She stooped and took one side of the carcass, and pointed to the hooks for hanging meat. Dan took the other side and together they lifted it and secured it to the meat hooks while she considered. At last she decided she wanted some large pieces for roasting, some diced for stewing, and some chopped fine to make into hard sausage for storage. She showed him where the available tools were and Dan went to work, starting with the legs and major primary cuts and working his way down and in, cleaning away bone dust as he went and laying the cut sections on the cold stone slab.
The cook took one of the larger boned pieces, sprinkled a thick layer of chopped herbs over one side, and then rolled and tied it into shape and place so that it was ready to be pot roasted. She nodded approvingly at Dan's work as he began to chop another section.
"Know new place? Stormwaste place? You go?"
Dan blinked, because it was the first he had heard of anything happening out in the Stormwastes. "Not know," he signed cautiously after taking a moment to finish that stretch of work and put his borrowed cleaver down. "New place?"
The information came out in short bursts, but he pieced it together eventually. The Lightning Knights had plans afoot to reclaim the Stormwastes as somewhere to live. They were going to build new towns and villages out there, and recruiting settlers from the Dust Quarter. The cook thought, with Dan's skills as a hunter, that he would be a good fit for it, because the knights could probably do with someone who actually knew what they were doing with regards to bringing down animals to eat rather than in defensive combat.
Dan thought back to some of the knights he had encountered

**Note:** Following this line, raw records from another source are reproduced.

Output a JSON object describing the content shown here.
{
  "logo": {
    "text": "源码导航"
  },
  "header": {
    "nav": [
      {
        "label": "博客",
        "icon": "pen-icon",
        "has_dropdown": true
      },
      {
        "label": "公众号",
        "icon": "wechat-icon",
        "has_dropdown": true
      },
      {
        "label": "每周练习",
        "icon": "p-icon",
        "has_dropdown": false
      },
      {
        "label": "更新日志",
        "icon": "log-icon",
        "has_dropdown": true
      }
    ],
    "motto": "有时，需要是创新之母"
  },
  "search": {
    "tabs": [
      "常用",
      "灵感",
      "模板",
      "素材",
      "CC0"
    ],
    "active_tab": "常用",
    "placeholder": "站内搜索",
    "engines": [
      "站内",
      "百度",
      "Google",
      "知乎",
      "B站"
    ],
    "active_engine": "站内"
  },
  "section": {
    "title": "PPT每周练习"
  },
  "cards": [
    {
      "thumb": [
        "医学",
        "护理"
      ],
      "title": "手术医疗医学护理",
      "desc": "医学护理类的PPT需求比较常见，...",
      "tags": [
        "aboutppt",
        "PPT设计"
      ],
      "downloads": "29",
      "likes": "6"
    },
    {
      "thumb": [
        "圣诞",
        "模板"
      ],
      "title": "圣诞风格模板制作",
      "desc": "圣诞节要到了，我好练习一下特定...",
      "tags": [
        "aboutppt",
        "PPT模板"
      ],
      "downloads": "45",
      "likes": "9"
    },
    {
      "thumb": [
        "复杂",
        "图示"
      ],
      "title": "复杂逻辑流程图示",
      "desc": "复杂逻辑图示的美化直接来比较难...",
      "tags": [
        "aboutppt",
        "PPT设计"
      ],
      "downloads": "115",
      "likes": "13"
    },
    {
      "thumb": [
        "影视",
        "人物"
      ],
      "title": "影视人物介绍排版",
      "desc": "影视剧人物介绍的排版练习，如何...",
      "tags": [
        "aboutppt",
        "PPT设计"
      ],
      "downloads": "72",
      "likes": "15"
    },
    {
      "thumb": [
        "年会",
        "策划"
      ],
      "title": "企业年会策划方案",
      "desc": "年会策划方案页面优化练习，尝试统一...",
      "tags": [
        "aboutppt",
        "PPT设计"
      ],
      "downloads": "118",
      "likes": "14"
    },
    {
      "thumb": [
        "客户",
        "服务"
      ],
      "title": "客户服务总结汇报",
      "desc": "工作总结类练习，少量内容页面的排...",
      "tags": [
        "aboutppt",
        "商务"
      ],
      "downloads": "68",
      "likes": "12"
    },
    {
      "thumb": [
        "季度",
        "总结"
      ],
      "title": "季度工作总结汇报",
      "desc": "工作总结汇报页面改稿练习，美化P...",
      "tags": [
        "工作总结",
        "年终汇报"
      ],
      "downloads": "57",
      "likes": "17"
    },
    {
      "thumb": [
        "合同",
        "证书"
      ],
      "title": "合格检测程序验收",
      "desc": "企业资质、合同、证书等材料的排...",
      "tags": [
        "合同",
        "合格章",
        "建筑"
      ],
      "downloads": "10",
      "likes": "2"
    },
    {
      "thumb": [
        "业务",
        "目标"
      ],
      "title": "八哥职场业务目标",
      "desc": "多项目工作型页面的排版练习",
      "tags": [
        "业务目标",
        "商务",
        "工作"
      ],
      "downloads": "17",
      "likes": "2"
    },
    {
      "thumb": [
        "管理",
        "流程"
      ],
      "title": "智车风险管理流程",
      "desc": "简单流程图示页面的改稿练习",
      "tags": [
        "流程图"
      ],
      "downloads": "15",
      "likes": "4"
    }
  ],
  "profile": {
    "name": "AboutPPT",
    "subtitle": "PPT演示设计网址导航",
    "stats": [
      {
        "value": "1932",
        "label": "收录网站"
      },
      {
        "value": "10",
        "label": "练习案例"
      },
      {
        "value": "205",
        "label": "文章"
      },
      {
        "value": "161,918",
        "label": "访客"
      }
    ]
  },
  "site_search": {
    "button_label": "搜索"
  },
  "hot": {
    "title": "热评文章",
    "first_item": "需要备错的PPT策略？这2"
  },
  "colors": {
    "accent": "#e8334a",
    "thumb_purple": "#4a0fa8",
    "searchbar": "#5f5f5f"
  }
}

, and couldn't find it in him to disagree, though outwardly he offered nothing but a shrugged maybe. And yes, maybe he would wander over that way, with due caution for the dangers of the Stomwastes themselves, and see what was happening. Maybe he'd even take some wild plants with him to replant over there, because he would take almost any bet that the knights wouldn't think any further than farm crops and farm animals. If you wanted a place to truly come alive, however, you needed plants for the wild animals and the birds and the insects to feed on, in order for them to feed each other in the ever interconnected web that was the wild. If you wanted fish in your lake or rivers, then the fish needed plants or insects or both to feed it and shade it, shelter it and nurture it. And the insects it fed on needed food of their own, and any fish that died would, in turn, feed and nourish the plants. Besides, if he
was going to extend his living range in that direction, then he also needed food he could gather. He was, or at least tried to be, part of that interconnection, taking only what he needed, and giving back enough that the land would thrive rather than suffer in his wake.
He finished at last, with the carcass stripped down to bare bones fit only for nourishing soup, gathered up the skin, and took his leave. Outside, he checked Smoke over while she lipped his shirt as a welcome back, tightened the girth again for the journey home, and fastened the rolled hide as a much lighter load to the pack saddle. He untied her, gathered up the leading rein and turned for home. He had a lot to think about, but a least, he decided, he didn't owe anyone anything any more and couldn't be coerced into going over to the Stormwastes if he came to the conclusion that he didn't want to go there after all. Whatever happened, it would be purely his own choice, and that was just how he liked it.
-1 field dressed deer carcass, in payment for healing
"Signed words" Spoken words